* Assignment
Copy the entries below word for word, minus the pictures.

* Material to process
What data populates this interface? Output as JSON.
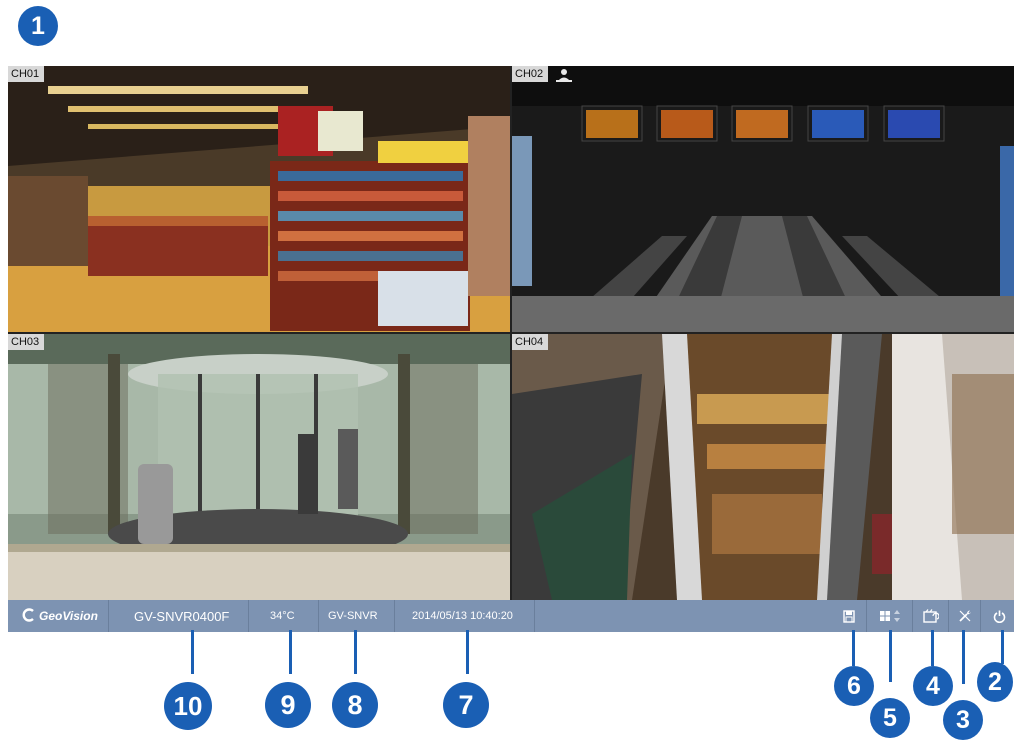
{
  "callouts": {
    "c1": "1",
    "c2": "2",
    "c3": "3",
    "c4": "4",
    "c5": "5",
    "c6": "6",
    "c7": "7",
    "c8": "8",
    "c9": "9",
    "c10": "10"
  },
  "channels": {
    "ch1": "CH01",
    "ch2": "CH02",
    "ch3": "CH03",
    "ch4": "CH04"
  },
  "status_bar": {
    "logo": "GeoVision",
    "device_model": "GV-SNVR0400F",
    "temperature": "34°C",
    "host_name": "GV-SNVR",
    "datetime": "2014/05/13 10:40:20"
  },
  "icons": [
    "save-icon",
    "layout-grid-icon",
    "playback-icon",
    "settings-icon",
    "power-icon",
    "person-icon"
  ],
  "colors": {
    "callout": "#1a5fb4",
    "status_bar": "#7d93b2"
  }
}
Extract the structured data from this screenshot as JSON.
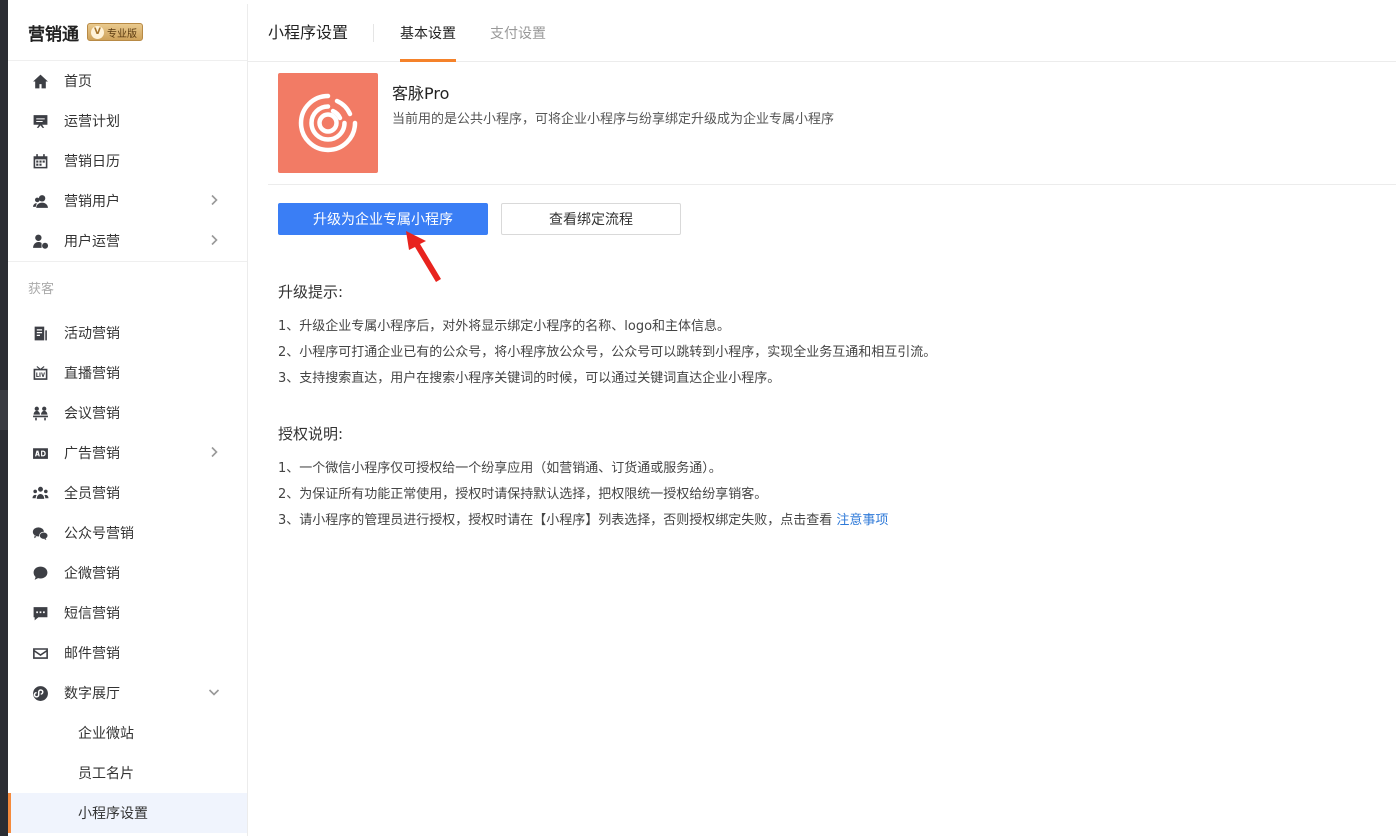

* Result for this exercise
What data populates this interface? Output as JSON.
{
  "callouts": {
    "c1": "1",
    "c2": "2",
    "c3": "3",
    "c4": "4",
    "c5": "5",
    "c6": "6",
    "c7": "7",
    "c8": "8",
    "c9": "9",
    "c10": "10"
  },
  "channels": {
    "ch1": "CH01",
    "ch2": "CH02",
    "ch3": "CH03",
    "ch4": "CH04"
  },
  "status_bar": {
    "logo": "GeoVision",
    "device_model": "GV-SNVR0400F",
    "temperature": "34°C",
    "host_name": "GV-SNVR",
    "datetime": "2014/05/13 10:40:20"
  },
  "icons": [
    "save-icon",
    "layout-grid-icon",
    "playback-icon",
    "settings-icon",
    "power-icon",
    "person-icon"
  ],
  "colors": {
    "callout": "#1a5fb4",
    "status_bar": "#7d93b2"
  }
}
Extract the structured data from this screenshot as JSON.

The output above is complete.